Floods, fires, ice caps melting, hurricanes—all attest to the violence of human-caused climate disruption. It’s undeniable and undeniably fatal, and the only question for historians will be not what mysterious “factors” prevented humans from responding, but which political structures prevented the humans that wanted to respond meaningfully from doing so. When those books are written, at least a chapter will be devoted to cases like that of Jessica Reznicek, the activist now facing eight years in federal prison for damaging equipment at the Dakota Access Pipeline in Iowa.
In 2016, Reznicek, with fellow activist Ruby Montoya, set fire to heavy machinery, delaying construction for weeks on the pipeline that would move a half-million barrels of crude oil a day under the Missouri River and Lake Oahe, the reservoir that is the primary water source for the Standing Rock Reservation. Listeners will know of longstanding protests against the threats pipelines like Dakota Access present for water, land and communities—as well as the global climate. The pipeline violates Indigenous sovereignty and treaty rights, and contributes to the crisis of missing and murdered indigenous women, exacerbated by the so-called “man camps” set up near pipeline projects.
Reznicek’s sentence was doubled by the labeling of her property damage as “terrorism,” and the Des Moines Register (7/22/21) contrasts her eight years to the three years and change given to an Iowa man who defrauded the government of more than $1.3 million in federal loans intended for Covid relief.
Years from now, corporate media may note that Reznicek’s imprisonment came the same week the UN’s Intergovernmental Panel on Climate Change issued a new report that the planet faces climate catastrophe unless drastic efforts are made to reduce greenhouse gases.
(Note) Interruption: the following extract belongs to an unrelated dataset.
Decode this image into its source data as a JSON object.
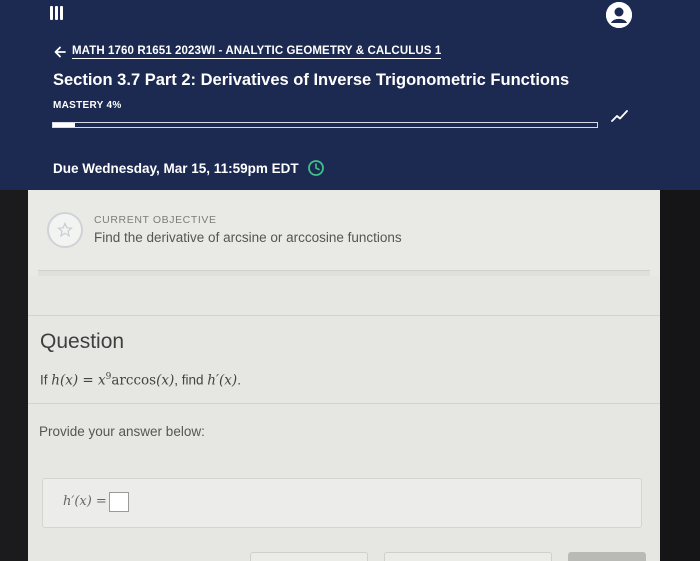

They will probably not note their own complicity in reporting on pipelines like Dakota Access as “controversial,” while silently abiding that only one side of the controversy is labeled “terrorist” and goes to prison.